  30. Shigley JE, Fritsch E, Stockton CM, Koivula JI, Fryer CW, Kane RE (2005a) The gemological properties of the Sumitomo gem-quality synthetic yellow diamonds. In: Shigley JE (ed) Synthetic diamonds. Gems & Gemology in Review 30–45Google Scholar
  31. Shigley JE, Fritsch E, Stockton CM, Koivula JI, Fryer CW, Kane RE, Hargett DR, Welch CW, (2005b) The gemological properties of the De Beers gem-quality synthetic diamonds. In: Shigley JE (ed) Synthetic diamonds. Gems & Gemology in Review 46–64Google Scholar
  32. Shtukenberg AG (2005) Metastability of atomic ordering in lead-strontium nitrate solid solutions. J Solid State Chem 178:2608–2612CrossRefGoogle Scholar
  33. Shtukenberg AG, Popov DY, Punin YO (2005) Growth ordering and anomalous birefringence in ugrandite garnets. Mineral Mag 69:537–550CrossRefGoogle Scholar
  34. Stracher GB, Prakash A, Schroeder P, McCormack J, Zhang X, Van Dijk P, Blake D (2005) New mineral occurrences and mineralization processes: Wuda coal-fire gas vents of Inner Mongolia. Am Mineral 90:1729–1739CrossRefGoogle Scholar
  35. Welbourn CM, Cooper M, Spear PM (2005) De Beers natural versus synthetic diamond verification instruments. In: Shigley JE (ed) Synthetic diamonds. Gems & Gemology in Review 139–151Google Scholar
  36. Wildner M, Andrut M (2001) The crystal chemistry of birefringent natural uvarovites: Part II. Single-crystal X-ray structures. Am Mineral 86:1231–1251Google Scholar
  37. Zavalia MFM, Galliski MA (1995) Goldichite of fumarolic origin from the Santa Barbara mine, Jujuy, northwestern Argentina. Can Mineral 33:1059–1062Google Scholar
  38. Zemann J (1948) Formel und Strukturtyp des Pharmakosiderits.
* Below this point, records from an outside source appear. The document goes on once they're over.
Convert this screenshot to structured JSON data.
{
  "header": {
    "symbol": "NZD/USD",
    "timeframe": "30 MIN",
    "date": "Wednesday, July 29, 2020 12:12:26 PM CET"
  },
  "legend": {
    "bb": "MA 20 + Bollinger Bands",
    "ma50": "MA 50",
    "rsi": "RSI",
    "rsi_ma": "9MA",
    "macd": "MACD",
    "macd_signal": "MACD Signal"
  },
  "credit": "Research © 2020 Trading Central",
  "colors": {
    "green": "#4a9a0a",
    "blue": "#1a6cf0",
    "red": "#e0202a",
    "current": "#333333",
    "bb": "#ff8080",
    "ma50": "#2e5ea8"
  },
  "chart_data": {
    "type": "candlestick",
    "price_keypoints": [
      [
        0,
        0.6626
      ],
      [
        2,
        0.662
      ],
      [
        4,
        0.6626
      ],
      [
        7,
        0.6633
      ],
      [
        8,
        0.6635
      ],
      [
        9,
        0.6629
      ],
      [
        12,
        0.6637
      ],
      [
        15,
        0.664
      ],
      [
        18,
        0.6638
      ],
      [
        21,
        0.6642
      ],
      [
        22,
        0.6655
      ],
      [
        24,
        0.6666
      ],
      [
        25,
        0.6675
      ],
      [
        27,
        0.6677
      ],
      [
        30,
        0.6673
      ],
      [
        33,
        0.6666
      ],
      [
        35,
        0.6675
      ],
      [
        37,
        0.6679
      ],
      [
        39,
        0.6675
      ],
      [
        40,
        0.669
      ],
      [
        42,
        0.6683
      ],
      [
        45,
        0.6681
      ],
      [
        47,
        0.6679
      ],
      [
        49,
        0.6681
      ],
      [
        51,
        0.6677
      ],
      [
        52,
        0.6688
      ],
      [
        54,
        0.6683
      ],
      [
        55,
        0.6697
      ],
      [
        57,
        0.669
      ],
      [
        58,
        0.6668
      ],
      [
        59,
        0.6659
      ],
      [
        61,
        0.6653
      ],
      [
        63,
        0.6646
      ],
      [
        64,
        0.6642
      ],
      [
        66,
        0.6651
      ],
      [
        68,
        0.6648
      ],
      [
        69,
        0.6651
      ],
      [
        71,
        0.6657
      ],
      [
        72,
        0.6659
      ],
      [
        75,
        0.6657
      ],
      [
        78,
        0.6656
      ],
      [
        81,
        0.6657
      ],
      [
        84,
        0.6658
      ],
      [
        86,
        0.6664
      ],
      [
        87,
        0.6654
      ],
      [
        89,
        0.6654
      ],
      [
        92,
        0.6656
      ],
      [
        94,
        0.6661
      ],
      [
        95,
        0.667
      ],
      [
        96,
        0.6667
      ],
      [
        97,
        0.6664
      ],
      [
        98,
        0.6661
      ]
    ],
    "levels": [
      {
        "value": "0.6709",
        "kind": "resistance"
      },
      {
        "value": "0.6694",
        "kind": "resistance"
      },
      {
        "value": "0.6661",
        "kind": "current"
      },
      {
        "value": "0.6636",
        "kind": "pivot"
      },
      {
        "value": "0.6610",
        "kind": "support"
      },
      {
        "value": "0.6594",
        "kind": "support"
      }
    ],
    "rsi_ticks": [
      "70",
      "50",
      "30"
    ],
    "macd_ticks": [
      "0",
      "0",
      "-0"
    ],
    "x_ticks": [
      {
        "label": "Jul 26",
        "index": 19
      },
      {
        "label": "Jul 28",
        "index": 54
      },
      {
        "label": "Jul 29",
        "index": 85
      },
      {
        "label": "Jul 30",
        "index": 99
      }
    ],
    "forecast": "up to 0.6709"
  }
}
Tschermaks Min Petr Mitt 1:1–13CrossRefGoogle Scholar

Copyright information

© Springer-Verlag Wien 2012

Authors and Affiliations

  • Juraj Majzlan
    • 1
  • Hannes Schlicht
    • 1
  • Maria Wierzbicka-Wieczorek
    • 1
  • Gerald Giester
    • 2
  • Herbert Pöllmann
    • 3
  • Beatrix Brömme
    • 3
  • Stephen Doyle
    • 4
  • Gernot Buth
    • 4
  • Christian Bender Koch
    • 5
  1. 1.Institute of GeosciencesFriedrich-Schiller-Universität JenaJenaGermany
  2. 2.Institute of Mineralogy and Crystallography, Faculty of Geosciences, Geography and AstronomyUniversity of ViennaViennaAustria
  3. 3.Institute of GeosciencesMartin-Luther-Universität Halle-WittenbergHalleGermany
  4. 4.ANKAKarlsruhe Institute of TechnologyEggenstein-LeopoldshafenGermany
  5. 5.Department of ChemistryUniversity of CopenhagenCopenhagenDenmark

Personalised recommendations